By: Classadrivers.com

This month, we take a look at efforts by OOIDA to increase training requirements for new truck drivers. Also, a bill has been proposed that would significantly increase insurance costs for trucking companies. Is this an attack on the trucking industry or something that’s long overdue? Take a few minutes to get updated then head over to our jobs section and get back on the road!

  • OOIDA Proposes New Safety Agenda
  • Bill Aims to Increase Carriers’ Minimum Insurance Coverage

OOIDA Proposes New Safety Agenda to Congress and FMCSA

OOIDA has made news recently with their proposal of the Safe, Mentored, and Responsibility Trained (SMART) future Truck Drivers Act. The act aims to study and improve the safety of new truck drivers by increasing and standardizing industry training requirements.

Their reasoning stems from a recent FMCSA report showing that 80 percent of all truck-involved collisions are due to human error. OOIDA believes that by providing new drivers with the proper hands-on experience and knowledge, safety within the industry will increase.

First and foremost OOIDA wants to implement classroom lessons as well as a lengthier behind-the-wheel training course. OOIDA currently feels that the system in place is flawed due to “on the job” training being different across the industry, as well as new drivers being trained by under qualified instructors.

“Improving the required driver training curriculum is a needed step to ensure that the new trucker becomes proficient in the safe and efficient operation of a tractor trailer while also understanding FMCSA regulations and other matters of importance to a trucker without the stress of meeting a delivery schedule or other influences that reduce focus on safety” stated OOIDA in a recent press release.

To avoid incompetent instructors passing on poor habits, SMART will set rigorous requirements and do thorough screening. A complete driving history of the instructor will be required, addressing details such as:

  • The driver’s career in trucking, including what carriers he or she has worked for, where they have operated, and how many years of experience and miles they have driven.
  • The driver’s violation record for the past five years.
  • A listing of any DOT-reportable accidents over the driver’s career
  • The letter of verification.

Did you feel adequately prepared when you first got on the road - or do you believe the industry can do a better job on increasing the safety and knowledge of new drivers? Let us know how you feel over on our message board!

Bill Aims to Massively Increase Carriers’ Minimum Insurance Coverage

A bill has been proposed in the U.S. House of Representatives that would raise the required insurance minimum for motor carriers to make them more motivated to implement safer operations and ensure “that victims receive the proper amount of compensation for their losses,” according to U.S. Representative Matt Cartwright who introduced the bill.

The Safe and Fair Environment on Highways Achieved through Underwriting Levels Act (H.R. 2730) or “A SAFE HAUL” would raise the insurance minimum from $750,000 to over $4 million and also tie future minimum insurance coverage requirements to the cost of medical care inflation.
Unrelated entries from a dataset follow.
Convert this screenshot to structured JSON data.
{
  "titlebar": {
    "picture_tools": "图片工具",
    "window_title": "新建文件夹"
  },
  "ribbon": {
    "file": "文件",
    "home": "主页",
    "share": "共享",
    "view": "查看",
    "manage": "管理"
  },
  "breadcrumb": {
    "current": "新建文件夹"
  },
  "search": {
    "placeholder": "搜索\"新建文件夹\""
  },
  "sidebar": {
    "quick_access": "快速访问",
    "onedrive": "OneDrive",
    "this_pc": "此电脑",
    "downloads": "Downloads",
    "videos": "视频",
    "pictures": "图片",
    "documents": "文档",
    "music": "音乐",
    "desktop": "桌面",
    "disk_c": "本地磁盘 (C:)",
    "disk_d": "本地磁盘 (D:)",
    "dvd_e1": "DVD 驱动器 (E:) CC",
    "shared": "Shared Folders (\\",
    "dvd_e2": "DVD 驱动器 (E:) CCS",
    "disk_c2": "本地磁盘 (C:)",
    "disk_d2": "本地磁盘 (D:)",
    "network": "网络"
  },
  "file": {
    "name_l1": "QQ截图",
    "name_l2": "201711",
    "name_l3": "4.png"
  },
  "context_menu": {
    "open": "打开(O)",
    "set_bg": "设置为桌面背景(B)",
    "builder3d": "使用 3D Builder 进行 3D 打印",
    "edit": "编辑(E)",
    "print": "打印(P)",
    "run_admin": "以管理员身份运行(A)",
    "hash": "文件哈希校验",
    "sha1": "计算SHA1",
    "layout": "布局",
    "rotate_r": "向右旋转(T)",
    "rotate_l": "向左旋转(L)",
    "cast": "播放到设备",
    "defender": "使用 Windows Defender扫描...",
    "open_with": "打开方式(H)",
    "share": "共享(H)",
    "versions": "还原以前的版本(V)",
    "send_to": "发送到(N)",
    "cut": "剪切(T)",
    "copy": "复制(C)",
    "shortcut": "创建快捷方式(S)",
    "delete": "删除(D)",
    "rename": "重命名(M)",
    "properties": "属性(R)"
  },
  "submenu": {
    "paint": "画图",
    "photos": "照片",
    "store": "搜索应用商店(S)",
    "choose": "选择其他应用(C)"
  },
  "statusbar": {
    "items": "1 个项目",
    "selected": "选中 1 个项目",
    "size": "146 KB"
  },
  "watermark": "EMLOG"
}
Congress last set the minimum at $750,000 back in 1980 but due to rising medical costs and inflation this is no longer sufficient to fully cover the actual costs of the claim. According to a recent study conducted by the Trucking Alliance, 42% of cash settlements paid by carriers between 2005 and 2011 for crashes exceeded the current minimum insurance requirement.

"Outdated trucking insurance limits shift the burden of crash costs to injured motorists, taxpayers, medical insurance carriers, and Medicare.  This legislation is long overdue," said American Association for Justice President Mary Alice McLarty.

If passed, the bill to increase coverage will undoubtedly lead to higher insurance premiums for carriers and operators. What do you think of this bill? Let us know in the CAD message board.